There’s something beautiful about the pre-loved. About tattered books and shattered glass, musty lace and tarnished copper. Objects that have been previously owned come with baggage. They come with stories and tales, of past owners and bygone times. They capture a sentiment that’s stronger than any other – Nostalgia.
Which is why I love flea markets. Even if I’m not there to buy anything, I love waking around and imagining the lives these objects once lived, who with and where. I couldn’t wait to do this in yet another European city.
Mercat Del Encants is walking distance from two metro stations – Encants and Glories. Take your pick.
The tacky stuff:
We were shocked to find it wasn’t a very large market. The stalls flanking the entire walkway right from the entrance were just full of cheap and tacky export reject garments. Ok yes, very cheap, no doubt, but they had their labels cut off, and some of them were horrendous. Socks, undies, and so much more that I just prefer not to show you pictures of.
Walking on, we finally reached an open area, that did indeed remind us of a small tiny part of the Paris flea market. And that’s when it got interesting. We decided to skip to the end, and then slowly work our way back.
In the central area though, we did come across some gems. Really old decorative items, ashtrays, figurines, glasses, ceramics, records and what not. Oh and books. Beautiful hardbound, gold embossed, yellow paged, dog- eared books. I ran my fingers over the spines, lovingly, longingly as I watched a man, who was as old as the books, putting them into neat piles as soon as a customer was done messing them up. I bought a few trinkets and realised bargaining here was the complete opposite of what it had been in Paris. In Paris, the wrinkly, cheerful old chaps offered you a discount or a freebie without you asking for one, and here, the hard-nosed mistrusting wiley old chaps refused to budge even on something they knew they were overcharging you for.
We roamed about for a while, and left the market, only to discover we pretty much had the entire day free (since we’d expected the market to take all day). While looking around the few shops that had opened, we saw some serious antique buyers, here to pick up the good stuff (usually stored at the back of these warehouses and reserved for such good homes) and we noticed an old man, sharp, charming, very wealthy, as he sat outside one of the stores, with his beautifully ornate horn walking stick, that had a secret compartment where he kept his tobacco. Done with the unabashed gawking, we then strolled about hunting for food. None. The area is pretty desolate, and is probably full of retirees from the looks of the crowd, which means fewer restaurants and cafes (or practically none at all). Talking to the locals here was a bit tougher than usual, since none of them understood a word of English, and most certainly didn’t get our broken attempts at Catalan.
I’m still glad I went to the Mercat del Encants though and rummaged around a bit, but I wouldn’t set aside an entire day for it. I still came away with some stories inspired by the objects I saw (most of them created by my in my own head) but then that’s me, I don’t know how Charles would have felt about it if it hadn’t been such a delight to photograph. He has a much deeper understanding when it comes to identifying the era or style of a certain antique and therefore, its significance or lack thereof.

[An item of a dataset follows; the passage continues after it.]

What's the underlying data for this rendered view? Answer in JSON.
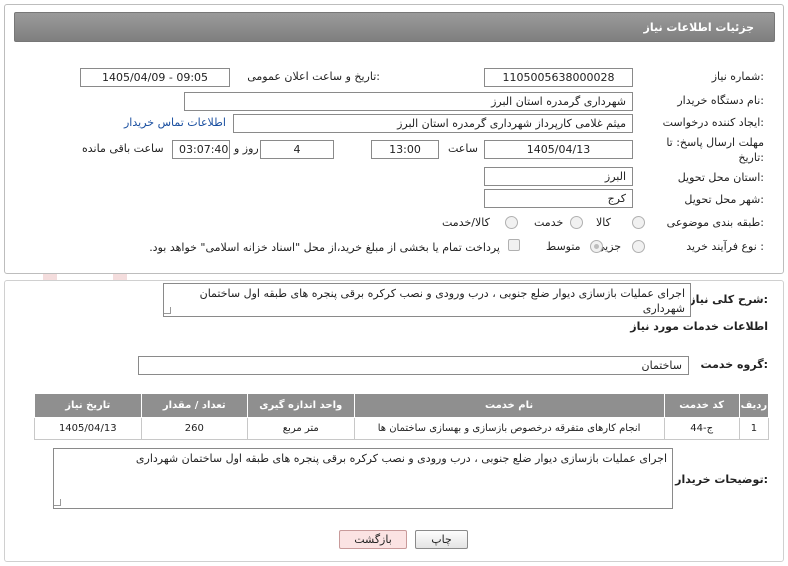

For some great ideas on what you can do with your time in Barcelona check out 20 Free Things to do in Barcelona by AngloItalian